I am doing an exercise as a part of agile ux data mining
team, and I need to get a list of Python modules:
But this gives only the modules that were compiled into
specific interpreter, and I need a list of modules that are
de-facto included in stdlib standard.
I also need this for all Python versions, and be able to
fetch it as csv, json or html table format over webm so
that result of my work could be validated and experiment
repeated as necessary.
I see the data as the necessary step to organize a work
around "externally evolving standard library", so a way
to query it should be somewhat sustainable and obvious.
It might be possible to generate something from docs, like:
This way you get static information without ability to
version or refresh the info (still good to have anyway to
compare docs and other sources).
Or it may be a dedicated URL:
The result is HTML be default.
?format=csv - result is csv
I need in particular:
- module name
- files that comprise module sources
- os supported
So, basically I need an official support for this:
Because I don't have means to maintain this myself and
feel tired trying to think about how it can be maintained
If I have this mapping, I can make a diagram how many
patches per module are sitting there on the tracker, and
it may open a can of worms for many other fishy stats
that will be attractive for people to work on.
Actually, the code that sorts patches by modules is
already there in that repository. It is also unlicensed
to get it free from restrictions placed by copyright law
over distributed development, so it doesn't require me
or you to sign CLA to further develop it.
So, where is the first class info about the module structure of stdlib?
Where this info should be fetched from if accessed automatically from the web?
How it should be kept up to date for all Python versions?
I'm a potential GSoC participant, and I'm interested in the bug tracker
improvement idea. I had a brief look at what has already been
discussed on the mailing list and liked what I read.
I don't know anything about the code-review tools mentioned (Kallithea

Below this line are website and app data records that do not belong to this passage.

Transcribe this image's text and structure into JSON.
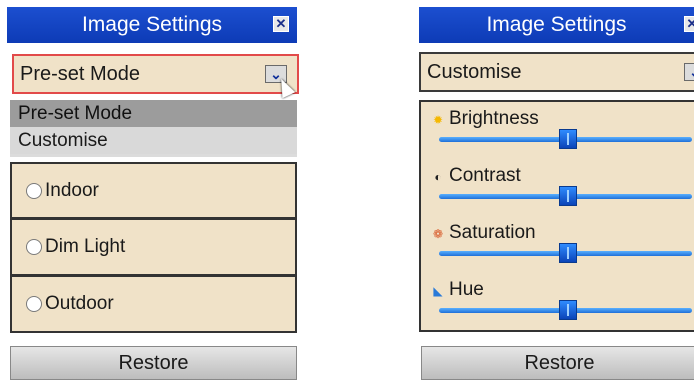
{
  "left_panel": {
    "title": "Image Settings",
    "close_glyph": "✕",
    "select_value": "Pre-set Mode",
    "arrow_glyph": "⌄",
    "dropdown_options": [
      "Pre-set Mode",
      "Customise"
    ],
    "radio_options": [
      "Indoor",
      "Dim Light",
      "Outdoor"
    ],
    "restore_label": "Restore"
  },
  "right_panel": {
    "title": "Image Settings",
    "close_glyph": "✕",
    "select_value": "Customise",
    "arrow_glyph": "⌄",
    "sliders": [
      {
        "label": "Brightness",
        "icon": "brightness-icon",
        "value_percent": 51
      },
      {
        "label": "Contrast",
        "icon": "contrast-icon",
        "value_percent": 51
      },
      {
        "label": "Saturation",
        "icon": "saturation-icon",
        "value_percent": 51
      },
      {
        "label": "Hue",
        "icon": "hue-icon",
        "value_percent": 51
      }
    ],
    "restore_label": "Restore"
  },
  "colors": {
    "title_bar": "#1244c4",
    "panel_bg": "#f0e2c8",
    "slider_blue": "#1f70d8",
    "select_highlight_border": "#e24a4a"
  }
}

and Phabricator), but I would be up to investigating how they could be
integrated. But I really like the idea of integrating a REST API to
roundup, but I'm not sure if that would be a python-core project or a
distinct roundup project (requireing mentors from the Roundup devs)?
But I'm very interested in doing a project with the python core team, so
if there are any other interesting ideas I'm definalty up to it. I
should perhaps ask around on the python-dev ML?
Since the PSF is looking for ideas and mentors for Google Summer of
Code, I was thinking about proposing and mentoring a project that aims
at further improving our bug tracker.
I'm writing to core-workflow in order to understand what features we
want and which ones have higher priority, so that I can put together a
There are currently two PEPs that are proposing changes to our infrastructure:
* PEP 462 - Core development workflow automation for CPython
* PEP 474 - Creating forge.python.org
These proposals will likely require changes to the bug tracker if we
want to have a solid integration with the new tools and they might
make for a good project, however it might still be too early to know
what we will actually need.
There are other changes that have been proposed in the past, in particular:
* Some features previously discussed on this ML and summarized at
* Some other miscellaneous features listed at
* Better integration with Rietveld (e.g. add messages to roundup
when someone posts a review)
* Smarter branch detection in patches (sometimes patches don't get
the review link)
* Patch analysis (information such as affected files could be
extracted from the files and used by Roundup)
* Reviewing and applying patches submitted on the meta-tracker
* Fix other issues listed on the meta-tracker
These (or a subset of these) might also make for a good project,
albeit less focused.
After discussing with Nick on IRC about this, I also sent an email to
roundup-devel about another possible project to be developed by
Roundup under the umbrella of the PSF: adding a RESTful interface (see
http://issues.roundup-tracker.org/issue2550734). This will also help
us with any future work might want to do to integrate our bug tracker
with other tools.
If you have any feedback let me know.